The vocal ones are the ones I look forward to reading. Some of them post about their kids; some post about their dinners out with the rest of their siblings, like my aunts who have a busier social life than I do who do this as a way to get the introverts out of the houses and have fun at the same time); and some post about their hopes and dreams – all of them always bringing a smile to my face just before I’d close my eyes and go to sleep.
My cousin Loida was the latter. She was bubbly, always smiling in her pictures, and always positive. She was always hoping to find true love and would tell me how lucky I was to be with someone who loved me and to have children. Now and then via Yahoo Messenger, she’d ask me if I knew anyone I could introduce her to; she didn’t want to grow old alone. Unfortunately, I didn’t know anyone. But she never gave up searching. She never gave up being happy, if not for herself but for everyone who looked forward to her daily postings of flowers, smiles, and hope. And then one day – this past Sunday – she died.
She was only 48.
It’s hard to process the emotions going through me at the moment (last night) I first thought it had to be a cruel joke to this one, while I’m sipping my coffee trying to find the words that for a writer, I’m doing a piss poor job doing. It makes everything else I write on this blog insignificant, whether it’s about my writing process, the highs and lows of indie publishing, the missteps of book promotion or whatever else. They all become insignificant in the face of loss and most of all, unexpected loss.

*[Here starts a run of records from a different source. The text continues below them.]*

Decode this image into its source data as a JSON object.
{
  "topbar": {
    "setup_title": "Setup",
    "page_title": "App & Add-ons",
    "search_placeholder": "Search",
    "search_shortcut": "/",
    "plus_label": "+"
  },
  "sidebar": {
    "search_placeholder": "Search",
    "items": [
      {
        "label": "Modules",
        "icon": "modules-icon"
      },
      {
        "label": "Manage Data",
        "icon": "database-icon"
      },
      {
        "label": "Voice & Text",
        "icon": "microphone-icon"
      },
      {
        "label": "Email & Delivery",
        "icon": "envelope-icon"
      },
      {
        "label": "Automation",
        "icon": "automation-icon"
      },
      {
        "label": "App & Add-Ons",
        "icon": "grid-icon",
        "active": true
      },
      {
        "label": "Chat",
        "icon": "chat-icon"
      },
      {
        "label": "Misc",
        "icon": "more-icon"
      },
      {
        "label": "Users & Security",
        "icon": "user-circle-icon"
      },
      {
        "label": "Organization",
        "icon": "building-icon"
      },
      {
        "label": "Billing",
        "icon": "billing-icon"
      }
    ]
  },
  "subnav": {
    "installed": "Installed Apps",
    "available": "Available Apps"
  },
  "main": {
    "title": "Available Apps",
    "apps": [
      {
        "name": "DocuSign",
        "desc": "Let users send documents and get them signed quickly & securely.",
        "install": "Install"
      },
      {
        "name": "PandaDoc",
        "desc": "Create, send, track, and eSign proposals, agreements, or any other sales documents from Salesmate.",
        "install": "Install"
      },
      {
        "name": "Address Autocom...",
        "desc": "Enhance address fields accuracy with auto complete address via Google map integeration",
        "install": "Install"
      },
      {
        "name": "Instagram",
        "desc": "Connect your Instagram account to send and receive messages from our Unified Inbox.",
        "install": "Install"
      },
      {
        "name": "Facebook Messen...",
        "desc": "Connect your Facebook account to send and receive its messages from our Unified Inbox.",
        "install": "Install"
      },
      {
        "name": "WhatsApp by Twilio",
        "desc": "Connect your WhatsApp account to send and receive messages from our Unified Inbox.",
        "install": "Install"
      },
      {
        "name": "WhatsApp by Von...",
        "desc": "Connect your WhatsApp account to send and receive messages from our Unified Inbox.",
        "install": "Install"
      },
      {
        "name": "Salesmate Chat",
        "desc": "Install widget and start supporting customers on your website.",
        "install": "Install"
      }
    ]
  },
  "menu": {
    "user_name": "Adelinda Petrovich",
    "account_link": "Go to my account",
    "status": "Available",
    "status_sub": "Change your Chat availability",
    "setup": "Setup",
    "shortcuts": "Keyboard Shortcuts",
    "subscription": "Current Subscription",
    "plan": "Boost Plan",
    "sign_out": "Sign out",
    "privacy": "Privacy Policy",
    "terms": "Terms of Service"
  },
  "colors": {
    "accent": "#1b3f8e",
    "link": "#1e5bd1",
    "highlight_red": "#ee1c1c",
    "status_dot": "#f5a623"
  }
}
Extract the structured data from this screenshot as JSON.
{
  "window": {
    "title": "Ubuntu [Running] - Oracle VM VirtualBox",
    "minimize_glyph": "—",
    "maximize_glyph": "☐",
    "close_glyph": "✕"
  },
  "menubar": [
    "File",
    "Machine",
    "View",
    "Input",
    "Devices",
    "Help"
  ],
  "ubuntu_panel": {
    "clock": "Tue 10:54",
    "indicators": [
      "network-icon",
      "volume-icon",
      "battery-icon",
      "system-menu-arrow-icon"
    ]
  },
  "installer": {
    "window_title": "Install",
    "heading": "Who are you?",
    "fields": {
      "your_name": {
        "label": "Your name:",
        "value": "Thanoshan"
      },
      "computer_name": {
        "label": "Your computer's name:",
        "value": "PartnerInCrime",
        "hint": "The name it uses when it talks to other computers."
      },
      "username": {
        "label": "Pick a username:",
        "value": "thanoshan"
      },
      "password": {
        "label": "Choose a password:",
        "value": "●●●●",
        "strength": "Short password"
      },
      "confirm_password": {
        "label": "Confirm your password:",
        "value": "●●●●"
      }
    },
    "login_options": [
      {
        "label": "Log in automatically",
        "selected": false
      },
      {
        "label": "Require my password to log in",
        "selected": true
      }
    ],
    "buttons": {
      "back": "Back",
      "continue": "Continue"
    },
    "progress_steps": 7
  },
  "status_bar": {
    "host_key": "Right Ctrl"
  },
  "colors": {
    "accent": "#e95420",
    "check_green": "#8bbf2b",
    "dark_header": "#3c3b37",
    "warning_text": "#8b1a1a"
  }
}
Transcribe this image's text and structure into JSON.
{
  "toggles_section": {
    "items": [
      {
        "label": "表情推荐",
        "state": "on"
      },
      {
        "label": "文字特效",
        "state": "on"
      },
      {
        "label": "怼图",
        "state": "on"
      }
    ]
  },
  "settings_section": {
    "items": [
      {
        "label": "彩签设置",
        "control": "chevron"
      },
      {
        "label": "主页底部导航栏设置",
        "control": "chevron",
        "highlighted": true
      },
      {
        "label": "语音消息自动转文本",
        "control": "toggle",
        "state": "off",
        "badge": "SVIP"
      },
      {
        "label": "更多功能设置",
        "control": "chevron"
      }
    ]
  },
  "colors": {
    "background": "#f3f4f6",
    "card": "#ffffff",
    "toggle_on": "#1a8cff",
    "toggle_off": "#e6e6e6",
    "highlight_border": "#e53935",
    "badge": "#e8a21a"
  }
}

Hug the ones you love. Tell them you love them even if they don’t say the same thing back. Just say it. Tell them they matter to you. Pick a flower from your garden and give it to them; take a picture of it and post it on their wall if they’re too far away. Write a poem, even if it’s just a line. Make them a sandwich. Tell them you wish them well. Tell them they matter.